Provision always had to be made for the storing of wine. First, wine was stored in holes dug in clay, later in clay and stone dishes; then, from the time of the ancient world, in dishes carved from logs made of wood that can hardly be called barrels. The first barrels in the present sense were made in ancient Greece, from bands made from staves and wooden twigs.
Over the centuries, as winemaking developed, the development of barrel-making – the cooper’s trade – was also necessary.
Old masters learned by experience which types of wood they could use to make barrels, and what methods and tricks to use.
They learned that the best barrels can be made from oak, as, after the appropriate preparation, this type of wood is able to dovetail with the wine in the most harmonious way.
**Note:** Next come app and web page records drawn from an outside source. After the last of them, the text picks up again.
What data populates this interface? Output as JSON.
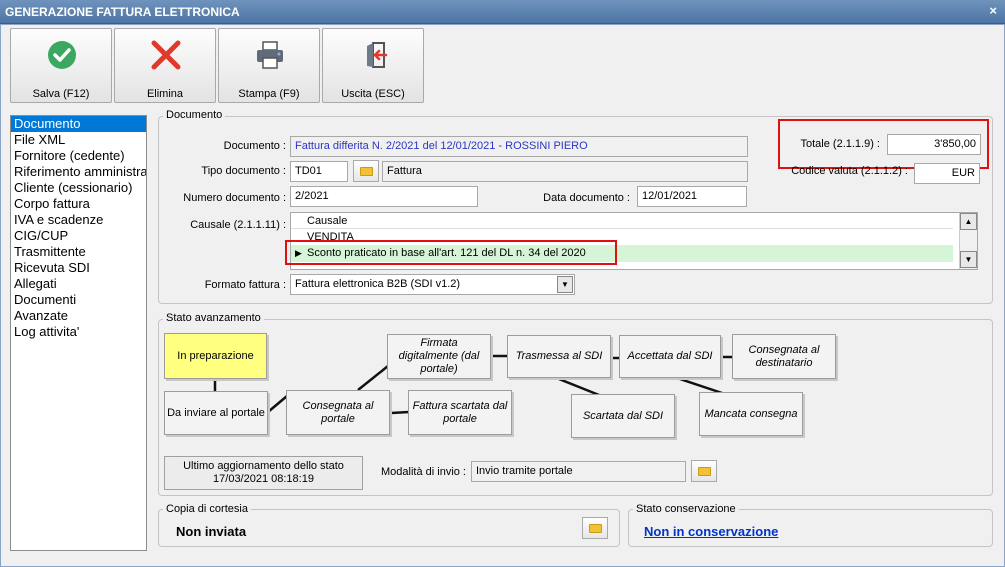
{
  "window": {
    "title": "GENERAZIONE FATTURA ELETTRONICA",
    "close": "×"
  },
  "toolbar": {
    "save": "Salva (F12)",
    "delete": "Elimina",
    "print": "Stampa (F9)",
    "exit": "Uscita (ESC)"
  },
  "nav": {
    "items": [
      "Documento",
      "File XML",
      "Fornitore (cedente)",
      "Riferimento amministrativo",
      "Cliente (cessionario)",
      "Corpo fattura",
      "IVA e scadenze",
      "CIG/CUP",
      "Trasmittente",
      "Ricevuta SDI",
      "Allegati",
      "Documenti",
      "Avanzate",
      "Log attivita'"
    ],
    "selected": "Documento"
  },
  "documento": {
    "group": "Documento",
    "doc_label": "Documento :",
    "doc_value": "Fattura differita N. 2/2021 del 12/01/2021 - ROSSINI PIERO",
    "totale_label": "Totale (2.1.1.9) :",
    "totale_value": "3'850,00",
    "tipo_label": "Tipo documento :",
    "tipo_code": "TD01",
    "tipo_desc": "Fattura",
    "valuta_label": "Codice valuta (2.1.1.2) :",
    "valuta_value": "EUR",
    "numero_label": "Numero documento :",
    "numero_value": "2/2021",
    "data_label": "Data documento :",
    "data_value": "12/01/2021",
    "causale_label": "Causale (2.1.1.11) :",
    "causale_header": "Causale",
    "causale_rows": [
      "VENDITA",
      "Sconto praticato in base all'art. 121 del DL n. 34 del 2020"
    ],
    "formato_label": "Formato fattura :",
    "formato_value": "Fattura elettronica B2B (SDI v1.2)"
  },
  "stato": {
    "group": "Stato avanzamento",
    "nodes": {
      "prep": "In preparazione",
      "inviare": "Da inviare al portale",
      "consegnata_portale": "Consegnata al portale",
      "firmata": "Firmata digitalmente (dal portale)",
      "scartata_portale": "Fattura scartata dal portale",
      "trasmessa": "Trasmessa al SDI",
      "scartata_sdi": "Scartata dal SDI",
      "accettata": "Accettata dal SDI",
      "mancata": "Mancata consegna",
      "consegnata_dest": "Consegnata al destinatario"
    },
    "ultimo_line1": "Ultimo aggiornamento dello stato",
    "ultimo_line2": "17/03/2021 08:18:19",
    "modalita_label": "Modalità di invio :",
    "modalita_value": "Invio tramite portale"
  },
  "copia": {
    "group": "Copia di cortesia",
    "value": "Non inviata"
  },
  "conservazione": {
    "group": "Stato conservazione",
    "value": "Non in conservazione"
  },
  "colors": {
    "accent": "#0078d7",
    "current_state": "#ffff80",
    "highlight_row": "#d6f5d6",
    "annotation": "#e01010"
  }
}
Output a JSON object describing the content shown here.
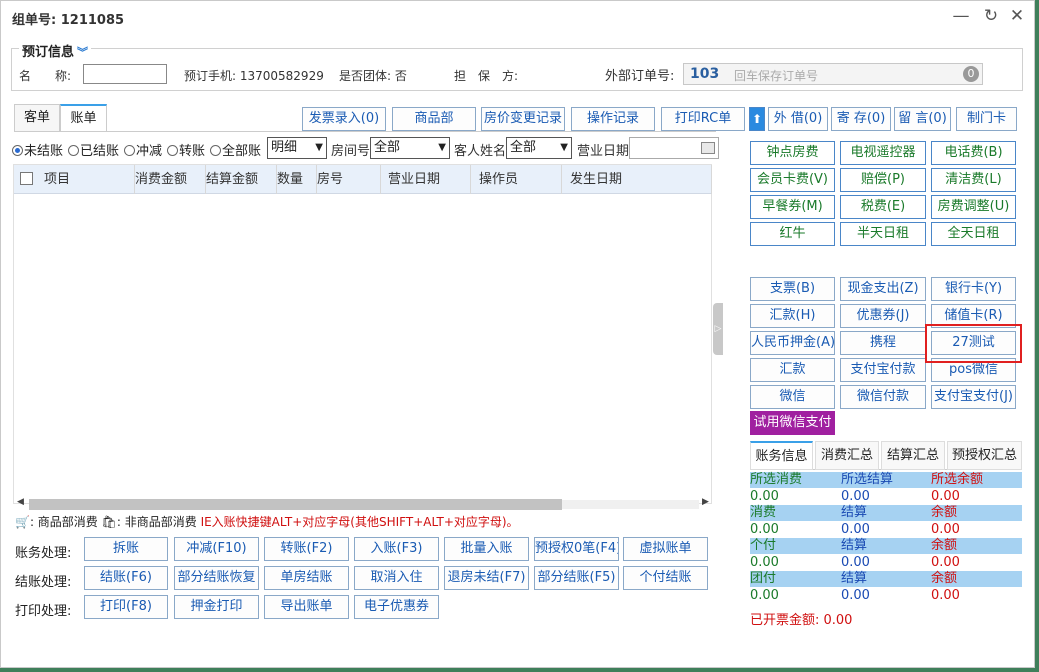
{
  "window": {
    "title": "组单号: 1211085",
    "minimize": "—",
    "restore": "↻",
    "close": "✕"
  },
  "booking": {
    "legend": "预订信息",
    "name_label": "名　　称:",
    "name_value": "",
    "phone_label": "预订手机: 13700582929",
    "group_label": "是否团体: 否",
    "guarantee_label": "担　保　方:",
    "ext_order_label": "外部订单号:",
    "ext_order_value": "103",
    "ext_order_placeholder": "回车保存订单号",
    "ext_order_clear": "0"
  },
  "tabs": [
    "客单",
    "账单"
  ],
  "active_tab": "账单",
  "toolbar": [
    "发票录入(0)",
    "商品部",
    "房价变更记录",
    "操作记录",
    "打印RC单",
    "外 借(0)",
    "寄 存(0)",
    "留 言(0)",
    "制门卡"
  ],
  "up_arrow": "⬆",
  "filters": {
    "radios": [
      "未结账",
      "已结账",
      "冲减",
      "转账",
      "全部账"
    ],
    "selected_radio": "未结账",
    "detail_select": "明细",
    "room_label": "房间号",
    "room_select": "全部",
    "guest_label": "客人姓名",
    "guest_select": "全部",
    "bizdate_label": "营业日期",
    "bizdate_value": ""
  },
  "grid_columns": [
    "项目",
    "消费金额",
    "结算金额",
    "数量",
    "房号",
    "营业日期",
    "操作员",
    "发生日期"
  ],
  "legend_line": {
    "icon1": "🛒",
    "text1": ": 商品部消费",
    "icon2": "🛍",
    "text2": ": 非商品部消费",
    "hint": "IE入账快捷键ALT+对应字母(其他SHIFT+ALT+对应字母)。"
  },
  "actions": {
    "account_label": "账务处理:",
    "account_buttons": [
      "拆账",
      "冲减(F10)",
      "转账(F2)",
      "入账(F3)",
      "批量入账",
      "预授权0笔(F4)",
      "虚拟账单"
    ],
    "checkout_label": "结账处理:",
    "checkout_buttons": [
      "结账(F6)",
      "部分结账恢复",
      "单房结账",
      "取消入住",
      "退房未结(F7)",
      "部分结账(F5)",
      "个付结账"
    ],
    "print_label": "打印处理:",
    "print_buttons": [
      "打印(F8)",
      "押金打印",
      "导出账单",
      "电子优惠券"
    ]
  },
  "charge_buttons": [
    "钟点房费",
    "电视遥控器",
    "电话费(B)",
    "会员卡费(V)",
    "赔偿(P)",
    "清洁费(L)",
    "早餐券(M)",
    "税费(E)",
    "房费调整(U)",
    "红牛",
    "半天日租",
    "全天日租"
  ],
  "payment_buttons": [
    "支票(B)",
    "现金支出(Z)",
    "银行卡(Y)",
    "汇款(H)",
    "优惠券(J)",
    "储值卡(R)",
    "人民币押金(A)",
    "携程",
    "27测试",
    "汇款",
    "支付宝付款",
    "pos微信",
    "微信",
    "微信付款",
    "支付宝支付(J)"
  ],
  "trial_wechat": "试用微信支付",
  "summary_tabs": [
    "账务信息",
    "消费汇总",
    "结算汇总",
    "预授权汇总"
  ],
  "summary_rows": [
    {
      "h1": "所选消费",
      "h2": "所选结算",
      "h3": "所选余额",
      "v1": "0.00",
      "v2": "0.00",
      "v3": "0.00"
    },
    {
      "h1": "消费",
      "h2": "结算",
      "h3": "余额",
      "v1": "0.00",
      "v2": "0.00",
      "v3": "0.00"
    },
    {
      "h1": "个付",
      "h2": "结算",
      "h3": "余额",
      "v1": "0.00",
      "v2": "0.00",
      "v3": "0.00"
    },
    {
      "h1": "团付",
      "h2": "结算",
      "h3": "余额",
      "v1": "0.00",
      "v2": "0.00",
      "v3": "0.00"
    }
  ],
  "invoiced": "已开票金额: 0.00"
}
Oak has been used for barrel-making for at least 600-700 years. And the economical use of wood is necessary.